South Africa’s leader on Monday ordered a 21-day country-wide lockdown as the country confronted a rising surge in coronavirus cases -- a number that was the most of any other African nation.
In an evening address to the nation, President Cyril Ramaphosa said the drastic action was a necessary step to contain the spread of the global pandemic, according to reports.
He ordered South Africans to "stay at home" until midnight on April 16., the Johannesburg Sunday Times reported.
Ramaphosa said the order does not apply to essential services personnel, including police, health care workers and those involved in the supply of goods, including food.

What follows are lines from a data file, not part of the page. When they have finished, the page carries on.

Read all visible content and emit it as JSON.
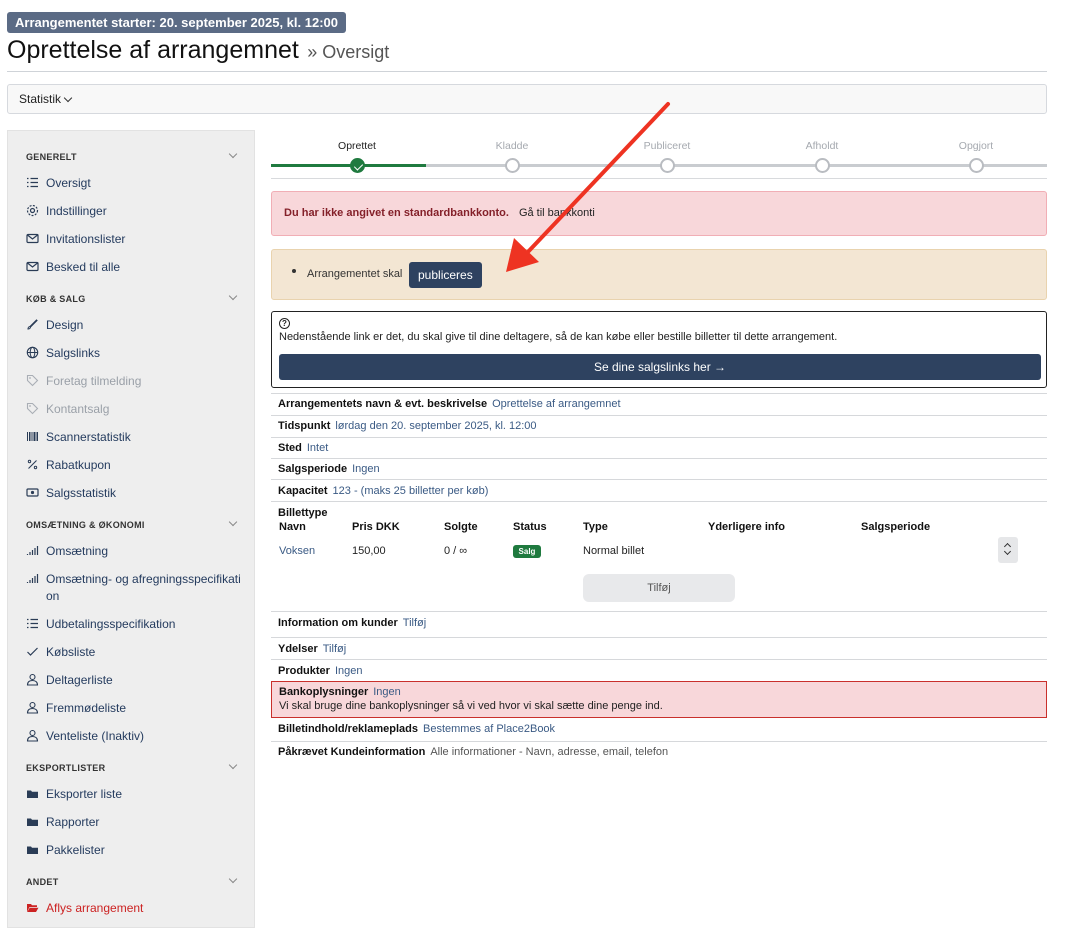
{
  "header": {
    "start_badge": "Arrangementet starter: 20. september 2025, kl. 12:00",
    "title": "Oprettelse af arrangemnet",
    "subtitle": "» Oversigt"
  },
  "toolbar": {
    "statistik_label": "Statistik"
  },
  "sidebar": {
    "sections": [
      {
        "heading": "GENERELT",
        "items": [
          {
            "label": "Oversigt",
            "icon": "list-icon"
          },
          {
            "label": "Indstillinger",
            "icon": "gear-icon"
          },
          {
            "label": "Invitationslister",
            "icon": "envelope-icon"
          },
          {
            "label": "Besked til alle",
            "icon": "envelope-icon"
          }
        ]
      },
      {
        "heading": "KØB & SALG",
        "items": [
          {
            "label": "Design",
            "icon": "brush-icon"
          },
          {
            "label": "Salgslinks",
            "icon": "globe-icon"
          },
          {
            "label": "Foretag tilmelding",
            "icon": "tag-icon",
            "disabled": true
          },
          {
            "label": "Kontantsalg",
            "icon": "tag-icon",
            "disabled": true
          },
          {
            "label": "Scannerstatistik",
            "icon": "barcode-icon"
          },
          {
            "label": "Rabatkupon",
            "icon": "percent-icon"
          },
          {
            "label": "Salgsstatistik",
            "icon": "cash-icon"
          }
        ]
      },
      {
        "heading": "OMSÆTNING & ØKONOMI",
        "items": [
          {
            "label": "Omsætning",
            "icon": "bar-chart-icon"
          },
          {
            "label": "Omsætning- og afregningsspecifikation",
            "icon": "bar-chart-icon"
          },
          {
            "label": "Udbetalingsspecifikation",
            "icon": "list-icon"
          },
          {
            "label": "Købsliste",
            "icon": "check-icon"
          },
          {
            "label": "Deltagerliste",
            "icon": "person-icon"
          },
          {
            "label": "Fremmødeliste",
            "icon": "person-icon"
          },
          {
            "label": "Venteliste (Inaktiv)",
            "icon": "person-icon"
          }
        ]
      },
      {
        "heading": "EKSPORTLISTER",
        "items": [
          {
            "label": "Eksporter liste",
            "icon": "folder-icon"
          },
          {
            "label": "Rapporter",
            "icon": "folder-icon"
          },
          {
            "label": "Pakkelister",
            "icon": "folder-icon"
          }
        ]
      },
      {
        "heading": "ANDET",
        "items": [
          {
            "label": "Aflys arrangement",
            "icon": "folder-open-icon",
            "danger": true
          }
        ]
      }
    ]
  },
  "stepper": {
    "steps": [
      "Oprettet",
      "Kladde",
      "Publiceret",
      "Afholdt",
      "Opgjort"
    ],
    "current_index": 0
  },
  "alerts": {
    "bank_warning": "Du har ikke angivet en standardbankkonto.",
    "bank_link": "Gå til bankkonti",
    "publish_text": "Arrangementet skal",
    "publish_button": "publiceres"
  },
  "info": {
    "text": "Nedenstående link er det, du skal give til dine deltagere, så de kan købe eller bestille billetter til dette arrangement.",
    "button": "Se dine salgslinks her →"
  },
  "details": {
    "name_label": "Arrangementets navn & evt. beskrivelse",
    "name_value": "Oprettelse af arrangemnet",
    "time_label": "Tidspunkt",
    "time_value": "lørdag den 20. september 2025, kl. 12:00",
    "place_label": "Sted",
    "place_value": "Intet",
    "period_label": "Salgsperiode",
    "period_value": "Ingen",
    "capacity_label": "Kapacitet",
    "capacity_value": "123 - (maks 25 billetter per køb)",
    "tickettype_label": "Billettype",
    "customer_info_label": "Information om kunder",
    "customer_info_value": "Tilføj",
    "services_label": "Ydelser",
    "services_value": "Tilføj",
    "products_label": "Produkter",
    "products_value": "Ingen",
    "bank_label": "Bankoplysninger",
    "bank_value": "Ingen",
    "bank_note": "Vi skal bruge dine bankoplysninger så vi ved hvor vi skal sætte dine penge ind.",
    "ticket_content_label": "Billetindhold/reklameplads",
    "ticket_content_value": "Bestemmes af Place2Book",
    "required_info_label": "Påkrævet Kundeinformation",
    "required_info_value": "Alle informationer - Navn, adresse, email, telefon"
  },
  "ticket_table": {
    "columns": [
      "Navn",
      "Pris DKK",
      "Solgte",
      "Status",
      "Type",
      "Yderligere info",
      "Salgsperiode"
    ],
    "rows": [
      {
        "name": "Voksen",
        "price": "150,00",
        "sold": "0 / ∞",
        "status": "Salg",
        "type": "Normal billet",
        "info": "",
        "period": ""
      }
    ],
    "add_button": "Tilføj"
  },
  "colors": {
    "primary": "#2e4260",
    "success": "#1f7a3f",
    "danger": "#cc2222",
    "annotation_arrow": "#ee3322"
  }
}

He said the South African army had started deploying to support police in enforcing the new restrictions.
"We must do everything in our means to delay the spread of infection over a long period. It is essential that every person should adhere strictly to the regulations and measures we are announcing," said Ramaphosa, according to Sunday Times.
"The next few days are crucial. Without decisive action the number of infected people will increase," he said.
Earlier Monday, South African officials reported a one-day jump in coronavirus cases, from 274 to 402, a continuing exponential growth and worrying trend.
With the 128 new cases, South Africa as of Monday had the most virus cases in Africa, surpassing Egypt.
More South Africans have taken to wearing masks and gloves in public as the number of COVID-19 cases continue to climb.
Ramaphosa had been scheduled to address the nation Sunday but put it off as meetings with his National Command Council stretched into the night, News 24 reported.
“We think it's better late than to take corners, in our view… again, we said he was likely to address the nation today. We're saying definitely now because he has heard the meeting that needs to advise him on these measures he'll be putting before the nation," Ramaphosa minister Jackson Mthembu said, according to the news outlet.
More than half of South Africa’s total cases are in Gauteng province, which includes Johannesburg, the country’s largest city with 5.7 million people, and the capital, Pretoria, with 2.4 million, according to the figures released by the government health ministry.
South Africa has not registered a death from the disease. The majority of cases are from travelers from Europe and other countries, but the number of cases that are locally transmitted is rising.
Last week, South Africa imposed travel restrictions on visitors from the U.S. and other countries hard hit by the virus.
Africa’s most populous country, Nigeria, planned to close its two main international airports in the cities of Lagos and Abuja on Monday night, Reuters reported. The number of reported cases there rose to 36 on Monday. One death has been reported.
Rwanda, which has 19 confirmed cases, stepped up preventive measures on Saturday, banning travel between towns and other parts of the country for two weeks, closing all bars, and requiring all government and private employees to work from home, Reuters reported.
Angola, Eritrea, and Uganda on Sunday confirmed their first coronavirus cases.
In Egypt, there are now 327 confirmed coronavirus cases. The country has reported 14 deaths.
Both Rwanda and Uganda on Saturday announced they would close their borders.
The Associated Press and Fox News freelancer Paul Tilsley contributed to this report.